Thanks to Yehudah and Sruli for coming out to support, and for all the other support coming from Juan’s family, Mike’s family, Scoop’s family and Ted’s family. And everyone else who came out to watch and race – today was insanely hard and an awesome race at the same time.
Watching Scoop and Mike race before me gave me the slightest inkling of an idea of how difficult the course would be. Scoop was constantly in pain, and Mike was being thrown around like a football. I’d never before seen Mike hurting this bad – I knew it was going to be a crazy tough day.
Today was my first day racing in Cosmic greens. It felt as cool as it looked, and riding with Juan, working on a team, helped cool heads prevail, knowing that I was working towards a greater goal. A break was planned to materialize with 15 minutes to go, at which point Juan and I woud attack mercilessly until the field let us go.
That break came way earlier – probably 10 minutes into the race (not 30 minutes, as it was a 45 minute race) – and when it came, I hadn’t realized until they had a bit of a gap on us. Even if I had realized, I was too close to the back to have done anything about it, so I just put my head down and recovered.

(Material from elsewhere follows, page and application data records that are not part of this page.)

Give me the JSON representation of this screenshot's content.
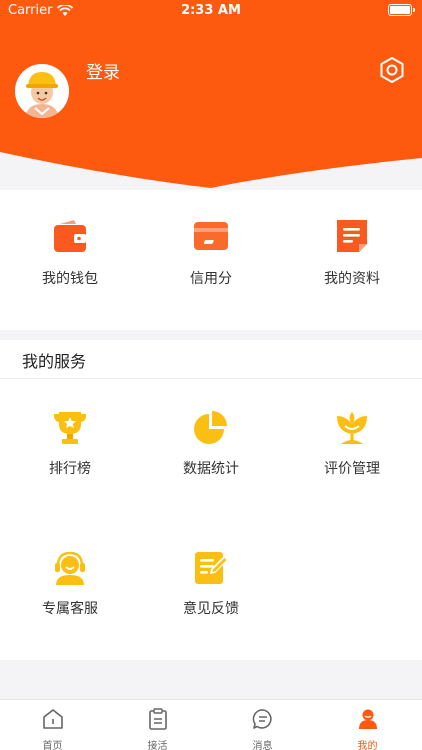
{
  "colors": {
    "accent": "#fd5a10",
    "icon_yellow": "#fbbf14",
    "icon_orange": "#fa6a2a"
  },
  "status_bar": {
    "carrier": "Carrier",
    "time": "2:33 AM"
  },
  "header": {
    "login_label": "登录"
  },
  "quick_actions": [
    {
      "label": "我的钱包",
      "icon": "wallet-icon"
    },
    {
      "label": "信用分",
      "icon": "credit-card-icon"
    },
    {
      "label": "我的资料",
      "icon": "document-icon"
    }
  ],
  "services": {
    "title": "我的服务",
    "items": [
      {
        "label": "排行榜",
        "icon": "trophy-icon"
      },
      {
        "label": "数据统计",
        "icon": "pie-chart-icon"
      },
      {
        "label": "评价管理",
        "icon": "flower-icon"
      },
      {
        "label": "专属客服",
        "icon": "headset-icon"
      },
      {
        "label": "意见反馈",
        "icon": "feedback-icon"
      }
    ]
  },
  "tabbar": {
    "tabs": [
      {
        "label": "首页",
        "icon": "home-icon"
      },
      {
        "label": "接活",
        "icon": "clipboard-icon"
      },
      {
        "label": "消息",
        "icon": "message-icon"
      },
      {
        "label": "我的",
        "icon": "person-icon",
        "active": true
      }
    ]
  }
}
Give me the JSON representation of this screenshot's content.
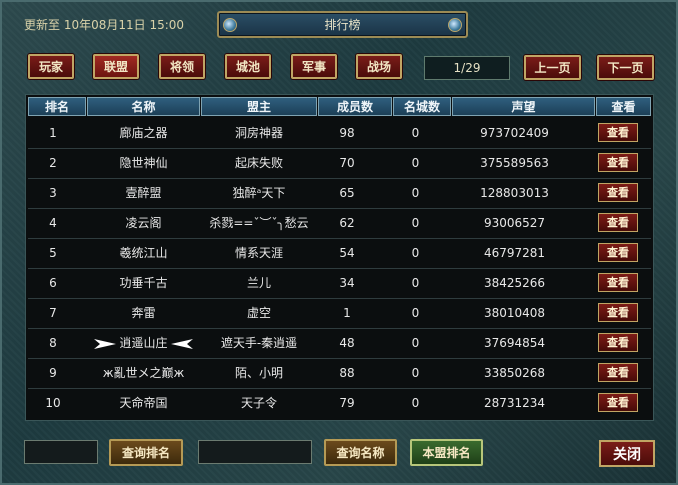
{
  "window": {
    "title": "排行榜",
    "updated": "更新至 10年08月11日 15:00",
    "close_label": "关闭"
  },
  "tabs": [
    {
      "label": "玩家",
      "selected": false
    },
    {
      "label": "联盟",
      "selected": true
    },
    {
      "label": "将领",
      "selected": false
    },
    {
      "label": "城池",
      "selected": false
    },
    {
      "label": "军事",
      "selected": false
    },
    {
      "label": "战场",
      "selected": false
    }
  ],
  "pager": {
    "page": "1/29",
    "prev_label": "上一页",
    "next_label": "下一页"
  },
  "table": {
    "headers": [
      "排名",
      "名称",
      "盟主",
      "成员数",
      "名城数",
      "声望",
      "查看"
    ],
    "view_label": "查看",
    "rows": [
      {
        "rank": "1",
        "name": "廊庙之器",
        "leader": "洞房神器",
        "members": "98",
        "cities": "0",
        "prestige": "973702409"
      },
      {
        "rank": "2",
        "name": "隐世神仙",
        "leader": "起床失败",
        "members": "70",
        "cities": "0",
        "prestige": "375589563"
      },
      {
        "rank": "3",
        "name": "壹醉盟",
        "leader": "独醉ᵃ天下",
        "members": "65",
        "cities": "0",
        "prestige": "128803013"
      },
      {
        "rank": "4",
        "name": "凌云阁",
        "leader": "杀戮==ˇ︶ˇ╮愁云",
        "members": "62",
        "cities": "0",
        "prestige": "93006527"
      },
      {
        "rank": "5",
        "name": "羲统江山",
        "leader": "情系天涯",
        "members": "54",
        "cities": "0",
        "prestige": "46797281"
      },
      {
        "rank": "6",
        "name": "功垂千古",
        "leader": "兰儿",
        "members": "34",
        "cities": "0",
        "prestige": "38425266"
      },
      {
        "rank": "7",
        "name": "奔雷",
        "leader": "虚空",
        "members": "1",
        "cities": "0",
        "prestige": "38010408"
      },
      {
        "rank": "8",
        "name": "逍遥山庄",
        "leader": "遮天手-秦逍遥",
        "members": "48",
        "cities": "0",
        "prestige": "37694854"
      },
      {
        "rank": "9",
        "name": "ж亂世メ之巅ж",
        "leader": "陌、小明",
        "members": "88",
        "cities": "0",
        "prestige": "33850268"
      },
      {
        "rank": "10",
        "name": "天命帝国",
        "leader": "天子令",
        "members": "79",
        "cities": "0",
        "prestige": "28731234"
      }
    ]
  },
  "footer": {
    "rank_query_label": "查询排名",
    "name_query_label": "查询名称",
    "own_rank_label": "本盟排名"
  },
  "colors": {
    "accent_red": "#7a1c18",
    "gold_border": "#c0a564",
    "header_blue": "#2f5f7e"
  }
}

The race began with a steep uphill, which gave way to a 20 second descent. The descent had the potential to be dangerous, with the lead rider constantly coasting downhill, and everyone flying by him. Luckily, the pace was pushed VERY high, and all the racers were very on edge – we kept the rubber down. After descent came a hairpin turn which can be negotiated sans breaks, but of course we bottleknecked. Followed by a tight, sweeping right/left combo, another right turn, then the home stretch – a 90-degree slight uphill.
The last uphill, which led into the start/finish line, was only as bad as it was, because of the steep kick that came after it, just before the downhill. The race pace was constantly changing, always evolving and morphing to meet the slope of the course. We were hammering one minute, then soft pedaling up a hill, spinning 100+ RPM the next minute.
I’d love to tell you about my personal race. Here’s what I remember.
We were lined up, and the ref was in the bathroom – so we began without him. I was in the small ring up front accidentally, so I shifted to the big ring. Then we hit a hill. It hurt. Then we went downhill. It got really hot. I saw Juan ahead of me. I tucked in behind him. I saw more riders up the road. Maybe 10. It seemed to early. Juan opened up his jersey. I unzipped mine too. I got antsy; moved to the front to chase the break. Too early, too many hills. I pulled off. Juan pulled off too. I almost got dropped on the big hill. Learned my lesson after that – switch to big gear in the back and SPIN. I was spinning as often as I could the rest of the race. I went spinning past Juan. I looked back. Juan was gone. 2 laps to go. I was in third wheel. Ted screams to stay right there. I try to stay right there. I elbowed some racer with a moustache who tried boxing me out. I stayed third. 1 lap to go. I stayed third. Last little climb. Everyone spread out. I lost the idea of where I was. I started spinning faster. I was fifth. Someone was just up ahead as I rounded the corner. My mouth was hurting, I couldn’t control it. I couldn’t catch him. I took fifth. I wanted to throw up everywhere. I didn’t finish the cooldown lap.
7 of the however many original racers in the break survived, landing me 12th overall – 5th in the field sprint. We had 35 or 40 start the race – only 18 finished, I think.
It was the toughest course I had ever raced. I definitely wouldn’t call it a crit, but I barely noticed – riding in green was blissful.